Work to be completed:
The answer must be every line below that holds the word "content".
*** Exercise inputs Section Begins ***
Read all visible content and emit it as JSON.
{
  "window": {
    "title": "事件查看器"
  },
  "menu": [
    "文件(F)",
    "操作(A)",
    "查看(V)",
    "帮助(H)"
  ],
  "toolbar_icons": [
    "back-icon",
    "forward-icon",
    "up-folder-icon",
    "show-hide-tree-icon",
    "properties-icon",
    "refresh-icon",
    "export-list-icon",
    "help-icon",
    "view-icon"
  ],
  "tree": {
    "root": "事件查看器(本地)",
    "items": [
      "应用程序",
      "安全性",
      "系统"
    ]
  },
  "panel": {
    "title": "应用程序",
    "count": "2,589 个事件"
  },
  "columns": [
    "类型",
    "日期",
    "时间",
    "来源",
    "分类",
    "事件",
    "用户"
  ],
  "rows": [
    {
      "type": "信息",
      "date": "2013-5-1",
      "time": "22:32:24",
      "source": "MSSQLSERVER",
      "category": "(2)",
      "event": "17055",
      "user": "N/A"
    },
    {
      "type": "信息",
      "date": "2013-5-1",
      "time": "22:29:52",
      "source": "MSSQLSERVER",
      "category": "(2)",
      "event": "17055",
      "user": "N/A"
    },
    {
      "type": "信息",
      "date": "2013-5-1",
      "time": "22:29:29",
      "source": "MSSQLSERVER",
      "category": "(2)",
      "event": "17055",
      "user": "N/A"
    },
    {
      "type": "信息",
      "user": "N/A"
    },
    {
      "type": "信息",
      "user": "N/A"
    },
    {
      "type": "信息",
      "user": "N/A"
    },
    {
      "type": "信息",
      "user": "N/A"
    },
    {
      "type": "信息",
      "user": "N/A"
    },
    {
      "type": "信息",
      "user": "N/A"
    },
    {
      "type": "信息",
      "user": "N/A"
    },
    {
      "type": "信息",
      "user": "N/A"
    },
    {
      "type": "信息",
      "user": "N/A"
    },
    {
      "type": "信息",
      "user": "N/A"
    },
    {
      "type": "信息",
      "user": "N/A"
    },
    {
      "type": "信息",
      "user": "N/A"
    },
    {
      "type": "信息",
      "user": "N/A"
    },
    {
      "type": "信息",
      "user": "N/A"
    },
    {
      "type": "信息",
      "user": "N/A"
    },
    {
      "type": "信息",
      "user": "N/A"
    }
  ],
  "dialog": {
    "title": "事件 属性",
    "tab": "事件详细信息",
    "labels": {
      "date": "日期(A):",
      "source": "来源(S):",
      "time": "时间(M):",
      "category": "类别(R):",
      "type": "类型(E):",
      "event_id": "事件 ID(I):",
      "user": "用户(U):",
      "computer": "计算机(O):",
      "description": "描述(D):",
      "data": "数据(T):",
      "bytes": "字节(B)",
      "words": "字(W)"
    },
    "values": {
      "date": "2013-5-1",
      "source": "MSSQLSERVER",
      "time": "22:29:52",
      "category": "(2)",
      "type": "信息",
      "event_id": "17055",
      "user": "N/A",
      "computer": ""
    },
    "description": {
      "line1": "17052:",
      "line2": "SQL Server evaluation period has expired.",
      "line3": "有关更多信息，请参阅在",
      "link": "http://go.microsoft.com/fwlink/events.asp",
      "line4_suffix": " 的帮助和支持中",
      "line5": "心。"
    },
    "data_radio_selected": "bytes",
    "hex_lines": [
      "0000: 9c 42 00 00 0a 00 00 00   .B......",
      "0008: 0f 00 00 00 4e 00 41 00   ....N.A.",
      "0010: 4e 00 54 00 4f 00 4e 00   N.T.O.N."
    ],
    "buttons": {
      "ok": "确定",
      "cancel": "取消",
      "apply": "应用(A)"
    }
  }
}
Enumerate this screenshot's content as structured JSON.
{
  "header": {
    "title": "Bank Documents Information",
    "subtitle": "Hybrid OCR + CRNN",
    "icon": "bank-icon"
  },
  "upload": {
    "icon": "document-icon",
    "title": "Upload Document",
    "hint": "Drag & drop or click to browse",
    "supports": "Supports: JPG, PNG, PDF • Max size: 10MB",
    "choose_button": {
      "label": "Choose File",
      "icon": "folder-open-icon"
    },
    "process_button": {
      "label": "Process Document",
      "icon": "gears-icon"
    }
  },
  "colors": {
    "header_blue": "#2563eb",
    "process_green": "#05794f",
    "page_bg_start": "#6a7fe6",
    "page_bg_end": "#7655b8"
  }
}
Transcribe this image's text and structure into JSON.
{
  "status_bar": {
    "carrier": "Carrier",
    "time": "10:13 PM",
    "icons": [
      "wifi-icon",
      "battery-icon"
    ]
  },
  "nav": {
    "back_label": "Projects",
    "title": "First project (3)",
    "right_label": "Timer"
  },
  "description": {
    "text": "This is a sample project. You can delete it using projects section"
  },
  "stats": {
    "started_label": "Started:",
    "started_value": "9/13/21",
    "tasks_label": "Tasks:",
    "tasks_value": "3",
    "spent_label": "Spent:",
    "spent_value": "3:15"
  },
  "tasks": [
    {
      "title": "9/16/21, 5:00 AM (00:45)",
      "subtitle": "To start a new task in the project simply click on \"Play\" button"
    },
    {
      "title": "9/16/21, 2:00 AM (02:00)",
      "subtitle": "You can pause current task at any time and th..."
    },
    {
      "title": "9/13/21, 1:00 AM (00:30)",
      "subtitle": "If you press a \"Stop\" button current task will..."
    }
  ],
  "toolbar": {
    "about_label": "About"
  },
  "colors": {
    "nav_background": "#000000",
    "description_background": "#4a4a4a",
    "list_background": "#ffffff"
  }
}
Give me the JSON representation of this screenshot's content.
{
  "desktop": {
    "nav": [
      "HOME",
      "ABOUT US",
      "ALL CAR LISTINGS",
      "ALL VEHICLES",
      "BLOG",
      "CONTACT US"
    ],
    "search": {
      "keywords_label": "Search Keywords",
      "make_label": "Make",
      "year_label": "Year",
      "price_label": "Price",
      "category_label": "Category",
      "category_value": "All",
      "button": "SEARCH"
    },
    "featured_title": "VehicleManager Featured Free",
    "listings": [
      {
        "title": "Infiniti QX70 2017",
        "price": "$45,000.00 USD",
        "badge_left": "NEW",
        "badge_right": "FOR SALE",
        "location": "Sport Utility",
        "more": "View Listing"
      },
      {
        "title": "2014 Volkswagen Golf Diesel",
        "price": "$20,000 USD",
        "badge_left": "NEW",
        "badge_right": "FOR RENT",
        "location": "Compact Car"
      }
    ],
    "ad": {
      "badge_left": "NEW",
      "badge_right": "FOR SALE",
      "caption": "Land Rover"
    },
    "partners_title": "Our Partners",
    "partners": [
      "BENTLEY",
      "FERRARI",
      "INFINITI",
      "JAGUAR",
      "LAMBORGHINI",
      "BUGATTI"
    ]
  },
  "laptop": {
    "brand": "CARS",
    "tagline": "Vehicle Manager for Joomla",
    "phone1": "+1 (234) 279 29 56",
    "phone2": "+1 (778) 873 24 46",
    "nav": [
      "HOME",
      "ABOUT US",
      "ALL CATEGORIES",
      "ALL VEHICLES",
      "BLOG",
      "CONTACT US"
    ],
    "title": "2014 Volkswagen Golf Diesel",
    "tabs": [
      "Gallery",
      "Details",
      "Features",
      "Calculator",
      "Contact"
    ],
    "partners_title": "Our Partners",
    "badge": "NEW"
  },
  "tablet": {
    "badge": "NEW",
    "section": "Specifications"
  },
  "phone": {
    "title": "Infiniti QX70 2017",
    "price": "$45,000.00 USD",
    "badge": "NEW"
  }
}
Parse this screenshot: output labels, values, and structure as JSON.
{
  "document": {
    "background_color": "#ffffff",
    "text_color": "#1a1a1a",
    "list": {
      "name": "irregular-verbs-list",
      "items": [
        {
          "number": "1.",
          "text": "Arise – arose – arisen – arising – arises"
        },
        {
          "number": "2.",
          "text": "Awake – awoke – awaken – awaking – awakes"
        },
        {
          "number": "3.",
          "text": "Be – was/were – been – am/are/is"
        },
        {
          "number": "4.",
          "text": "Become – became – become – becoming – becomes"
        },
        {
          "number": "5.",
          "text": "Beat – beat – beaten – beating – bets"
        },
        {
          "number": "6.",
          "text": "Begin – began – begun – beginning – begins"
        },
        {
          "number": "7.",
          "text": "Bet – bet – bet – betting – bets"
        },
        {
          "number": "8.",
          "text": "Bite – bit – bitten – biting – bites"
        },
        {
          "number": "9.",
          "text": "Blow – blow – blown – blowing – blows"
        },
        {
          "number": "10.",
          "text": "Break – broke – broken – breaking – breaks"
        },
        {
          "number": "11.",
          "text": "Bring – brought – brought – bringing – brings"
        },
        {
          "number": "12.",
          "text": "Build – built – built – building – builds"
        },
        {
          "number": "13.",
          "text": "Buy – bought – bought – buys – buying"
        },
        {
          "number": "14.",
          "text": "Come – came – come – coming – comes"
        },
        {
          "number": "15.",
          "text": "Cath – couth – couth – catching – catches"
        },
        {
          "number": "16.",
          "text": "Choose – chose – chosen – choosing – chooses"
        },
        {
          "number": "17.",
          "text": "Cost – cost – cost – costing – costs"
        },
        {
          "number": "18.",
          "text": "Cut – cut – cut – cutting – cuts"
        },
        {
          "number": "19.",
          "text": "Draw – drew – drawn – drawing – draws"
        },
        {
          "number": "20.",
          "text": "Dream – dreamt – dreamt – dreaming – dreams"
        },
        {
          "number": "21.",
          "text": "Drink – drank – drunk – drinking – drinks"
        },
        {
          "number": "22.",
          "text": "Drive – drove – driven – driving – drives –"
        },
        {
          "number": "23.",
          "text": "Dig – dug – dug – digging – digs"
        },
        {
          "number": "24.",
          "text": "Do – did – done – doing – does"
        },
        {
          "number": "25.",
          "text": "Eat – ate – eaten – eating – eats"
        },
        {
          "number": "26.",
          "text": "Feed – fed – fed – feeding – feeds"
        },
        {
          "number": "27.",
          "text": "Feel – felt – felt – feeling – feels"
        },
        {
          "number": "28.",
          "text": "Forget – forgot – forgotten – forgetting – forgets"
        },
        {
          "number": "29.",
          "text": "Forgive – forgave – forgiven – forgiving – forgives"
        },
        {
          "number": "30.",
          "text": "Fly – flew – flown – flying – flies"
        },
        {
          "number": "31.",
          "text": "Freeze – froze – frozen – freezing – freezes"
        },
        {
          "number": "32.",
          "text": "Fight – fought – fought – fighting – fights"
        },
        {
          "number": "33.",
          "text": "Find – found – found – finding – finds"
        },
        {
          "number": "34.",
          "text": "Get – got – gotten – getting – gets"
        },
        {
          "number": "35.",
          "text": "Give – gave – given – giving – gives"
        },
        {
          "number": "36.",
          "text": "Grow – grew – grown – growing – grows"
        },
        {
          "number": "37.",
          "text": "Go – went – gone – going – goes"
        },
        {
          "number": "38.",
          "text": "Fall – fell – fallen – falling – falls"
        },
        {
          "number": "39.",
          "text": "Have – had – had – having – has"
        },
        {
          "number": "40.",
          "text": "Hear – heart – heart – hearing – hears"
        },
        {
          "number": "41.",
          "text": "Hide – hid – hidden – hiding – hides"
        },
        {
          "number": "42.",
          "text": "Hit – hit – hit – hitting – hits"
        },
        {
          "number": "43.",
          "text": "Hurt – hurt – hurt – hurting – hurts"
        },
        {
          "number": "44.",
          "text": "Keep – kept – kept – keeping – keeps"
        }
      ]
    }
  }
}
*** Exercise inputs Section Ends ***
Exercise response:
Read all visible content and emit it as JSON.
Enumerate this screenshot's content as structured JSON.
Give me the JSON representation of this screenshot's content.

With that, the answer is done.